**Aim of the task**
Every line from the line containing "Decode this image" through the final line below must be returned exactly, and no other line.
(Data shown)
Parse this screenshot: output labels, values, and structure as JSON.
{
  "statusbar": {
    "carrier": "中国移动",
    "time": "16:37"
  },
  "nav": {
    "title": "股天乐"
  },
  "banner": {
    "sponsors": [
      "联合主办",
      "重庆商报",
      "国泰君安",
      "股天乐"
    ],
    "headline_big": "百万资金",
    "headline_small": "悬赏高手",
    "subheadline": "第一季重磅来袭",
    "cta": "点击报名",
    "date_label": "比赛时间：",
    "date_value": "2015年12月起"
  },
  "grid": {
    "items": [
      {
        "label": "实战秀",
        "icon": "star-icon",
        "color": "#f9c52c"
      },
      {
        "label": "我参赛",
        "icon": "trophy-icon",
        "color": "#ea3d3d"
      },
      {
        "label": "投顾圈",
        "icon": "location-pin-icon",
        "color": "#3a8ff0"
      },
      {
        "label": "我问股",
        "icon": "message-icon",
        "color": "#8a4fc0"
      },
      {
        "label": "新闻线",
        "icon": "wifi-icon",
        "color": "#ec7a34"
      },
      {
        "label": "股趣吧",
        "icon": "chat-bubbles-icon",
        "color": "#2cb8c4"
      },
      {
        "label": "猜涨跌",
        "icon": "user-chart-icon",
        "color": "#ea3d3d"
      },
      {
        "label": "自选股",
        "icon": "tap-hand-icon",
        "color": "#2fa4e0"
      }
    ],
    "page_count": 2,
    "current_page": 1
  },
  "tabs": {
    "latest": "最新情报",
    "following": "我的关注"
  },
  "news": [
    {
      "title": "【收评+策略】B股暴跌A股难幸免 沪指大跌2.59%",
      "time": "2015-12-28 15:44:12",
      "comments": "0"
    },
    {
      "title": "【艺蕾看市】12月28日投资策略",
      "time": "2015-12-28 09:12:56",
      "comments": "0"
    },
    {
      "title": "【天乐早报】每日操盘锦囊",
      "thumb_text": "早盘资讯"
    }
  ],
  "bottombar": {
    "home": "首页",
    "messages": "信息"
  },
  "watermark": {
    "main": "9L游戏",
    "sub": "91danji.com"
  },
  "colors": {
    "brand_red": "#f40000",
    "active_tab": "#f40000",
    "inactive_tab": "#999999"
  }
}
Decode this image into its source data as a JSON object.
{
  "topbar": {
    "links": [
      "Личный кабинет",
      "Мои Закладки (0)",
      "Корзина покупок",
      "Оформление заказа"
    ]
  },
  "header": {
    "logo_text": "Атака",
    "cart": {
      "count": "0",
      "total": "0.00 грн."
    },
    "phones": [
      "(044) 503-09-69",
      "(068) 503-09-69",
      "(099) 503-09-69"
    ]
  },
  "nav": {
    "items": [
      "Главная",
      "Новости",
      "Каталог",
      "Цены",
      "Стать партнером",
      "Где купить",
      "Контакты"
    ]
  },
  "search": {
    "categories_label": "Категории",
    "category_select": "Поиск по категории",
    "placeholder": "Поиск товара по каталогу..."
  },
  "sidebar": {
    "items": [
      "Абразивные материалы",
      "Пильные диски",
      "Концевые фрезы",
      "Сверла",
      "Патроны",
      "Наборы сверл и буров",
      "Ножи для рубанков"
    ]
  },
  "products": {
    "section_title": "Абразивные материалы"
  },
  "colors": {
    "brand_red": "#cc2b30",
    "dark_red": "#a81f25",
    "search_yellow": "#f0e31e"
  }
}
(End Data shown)
**Answer box**
Decode this image into its source data as a JSON object.
{
  "topbar": {
    "links": [
      "Личный кабинет",
      "Мои Закладки (0)",
      "Корзина покупок",
      "Оформление заказа"
    ]
  },
  "header": {
    "logo_text": "Атака",
    "cart": {
      "count": "0",
      "total": "0.00 грн."
    },
    "phones": [
      "(044) 503-09-69",
      "(068) 503-09-69",
      "(099) 503-09-69"
    ]
  },
  "nav": {
    "items": [
      "Главная",
      "Новости",
      "Каталог",
      "Цены",
      "Стать партнером",
      "Где купить",
      "Контакты"
    ]
  },
  "search": {
    "categories_label": "Категории",
    "category_select": "Поиск по категории",
    "placeholder": "Поиск товара по каталогу..."
  },
  "sidebar": {
    "items": [
      "Абразивные материалы",
      "Пильные диски",
      "Концевые фрезы",
      "Сверла",
      "Патроны",
      "Наборы сверл и буров",
      "Ножи для рубанков"
    ]
  },
  "products": {
    "section_title": "Абразивные материалы"
  },
  "colors": {
    "brand_red": "#cc2b30",
    "dark_red": "#a81f25",
    "search_yellow": "#f0e31e"
  }
}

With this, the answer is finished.